Poetry Guest Editor:
Shrubaboti Bose

Shrubaboti Bose is an Indian writer who recently published a novelette based on incidents of police violence against university students. Having finished her MA in English Literature from Jadavpur University, she is currently a Reader for The Mark Literary Review, a Poetry Reader for Sepia Journal and also a verified book reviewer on Reedsy Discovery. She loves creative writing and often shares her own poetry or other musings on her blog. Her works have been previously featured in Ruminate Magazine (Issue 56), Radiate Literary Journal, Spillwords Press, etc. A few of her poems are scheduled to come out in two Indian Anthologies. She is also a keen supporter of indie authors and local artists.

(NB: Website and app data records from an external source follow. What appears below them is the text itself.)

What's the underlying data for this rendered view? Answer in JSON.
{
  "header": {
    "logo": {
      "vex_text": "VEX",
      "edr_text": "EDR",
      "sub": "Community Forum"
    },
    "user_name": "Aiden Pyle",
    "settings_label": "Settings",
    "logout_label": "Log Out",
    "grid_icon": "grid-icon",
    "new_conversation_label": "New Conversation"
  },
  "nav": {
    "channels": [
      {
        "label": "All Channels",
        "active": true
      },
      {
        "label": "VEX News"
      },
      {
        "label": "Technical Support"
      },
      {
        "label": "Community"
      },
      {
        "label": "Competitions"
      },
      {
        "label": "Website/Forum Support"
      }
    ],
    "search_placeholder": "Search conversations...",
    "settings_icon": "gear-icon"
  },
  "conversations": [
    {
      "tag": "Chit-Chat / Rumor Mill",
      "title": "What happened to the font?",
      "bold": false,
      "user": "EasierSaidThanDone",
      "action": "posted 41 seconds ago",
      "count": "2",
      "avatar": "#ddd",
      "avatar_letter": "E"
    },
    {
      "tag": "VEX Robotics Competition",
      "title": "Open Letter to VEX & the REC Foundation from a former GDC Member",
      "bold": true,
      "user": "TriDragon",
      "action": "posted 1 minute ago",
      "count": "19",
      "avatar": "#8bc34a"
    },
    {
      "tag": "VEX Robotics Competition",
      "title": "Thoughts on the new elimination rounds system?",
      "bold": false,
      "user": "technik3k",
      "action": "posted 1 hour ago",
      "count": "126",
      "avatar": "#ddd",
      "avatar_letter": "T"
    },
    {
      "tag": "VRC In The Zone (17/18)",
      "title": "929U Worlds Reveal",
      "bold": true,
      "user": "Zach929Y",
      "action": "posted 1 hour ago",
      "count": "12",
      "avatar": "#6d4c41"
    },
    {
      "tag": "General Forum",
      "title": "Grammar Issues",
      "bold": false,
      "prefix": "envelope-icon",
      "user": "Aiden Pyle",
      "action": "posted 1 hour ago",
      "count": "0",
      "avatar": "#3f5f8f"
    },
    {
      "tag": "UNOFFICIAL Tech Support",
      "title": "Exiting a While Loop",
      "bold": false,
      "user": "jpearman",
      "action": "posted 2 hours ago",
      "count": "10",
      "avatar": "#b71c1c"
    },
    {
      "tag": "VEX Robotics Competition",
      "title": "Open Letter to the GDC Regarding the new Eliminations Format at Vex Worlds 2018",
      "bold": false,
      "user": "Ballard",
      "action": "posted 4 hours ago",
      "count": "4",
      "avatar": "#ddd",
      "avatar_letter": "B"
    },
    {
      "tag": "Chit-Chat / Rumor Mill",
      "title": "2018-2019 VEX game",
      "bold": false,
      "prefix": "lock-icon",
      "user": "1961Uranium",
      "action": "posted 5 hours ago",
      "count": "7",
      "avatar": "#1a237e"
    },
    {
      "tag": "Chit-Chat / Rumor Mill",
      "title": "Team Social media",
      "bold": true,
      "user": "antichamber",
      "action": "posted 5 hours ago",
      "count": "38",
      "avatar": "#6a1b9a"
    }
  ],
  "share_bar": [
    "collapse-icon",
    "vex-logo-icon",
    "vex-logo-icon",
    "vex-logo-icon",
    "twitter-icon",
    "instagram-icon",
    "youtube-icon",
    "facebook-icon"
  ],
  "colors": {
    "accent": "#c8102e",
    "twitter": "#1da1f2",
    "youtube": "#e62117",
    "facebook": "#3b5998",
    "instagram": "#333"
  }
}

Poetry & Drama Guest Editor:
Shrishti Abrol

Shrishti Abrol is a feature writer, poet, editor and essayist from Andamans; her writings meditate on undulating flavours of etymology, emotions and perspectives. Born and bred close to the sea, Shrishti believes in the meaningful possibilities that metaphors offer: to a creative piece and to understand life. Tracing the ever-present history in individual creations across cultures, culinary craft, fabric art and language is a popular theme in her work. Choosing the hyphenated space between literature and communication, she holds academic degrees in English Language and Literature as well as Mass Communication with Journalism. Her publications have appeared in Lokmat Times, The Citizen, Asian Journal of English Studies and, a book collaboration with The Economic Times, Indian Department of Science and Technology(DST) and CIIE.CO, Indian Institute of Management Studies Ahmedabad. Experimenting across stages of content creation, her career spans the entire writing spectrum from ideation to publication. And for her, writing is all about experimenting.

Fiction Guest Editor:
Michael Deng 

Michael Deng is a poet from London, England. He became treasurer of the Durham University Creative Writing Society in 2018-2019. His current writing interests include experiencing new books in book clubs, reading and writing essays and poetry. Michael previously worked as the Fiction Editor for Spellbinder.

Fiction Guest Editor:
Anubhuti Jain

Anubhuti Jain is a poet and prose writer from Jaipur, India. She enjoys collaborating on creative projects related to the arts, often experimenting with a combination of different mediums. She attended the Oxford Creative Writing Summer School in 2016, and became secretary of Durham University Creative Writing Society in 2018-19, joining an inspiring creative community. Alongside pursuing her undergraduation in Literary Studies at Durham, she participated in an intensive year long creative writing course conducted by novelist Dr Fadia Faqir in 2019-2020, getting an opportunity to engage with various written forms and genres, and to work collaboratively with other keen writers. To her, creativity is a process of honesty, and she likes to explore themes dealing with the daily intensities of lived experience.

Nonfiction Guest Editor:
Adrija Dutta

Adrija Dutta is a prose and short story writer from Calcutta, India. She goes by the pronouns she/her, and is an evolving feminist. She is currently pursuing her final year as a Lit Major from St. Xavier’s College, having completed a one-year course on Creative Writing, and aims to study Comparative Literature, further. Being an avid reader, her literary choices are influenced by a focus on themes of socio-political relevance, feminism and gender. Her passion lies in exploring the peripheral Literary voices which do not make it to the mainstream, and dare to thrive in their own uniqueness. For Adrija, art is anything that is borne out of a brutal moment of extreme vulnerability, and which possess the innate potential to challenge and reorient people’s perspective on an established norm of life.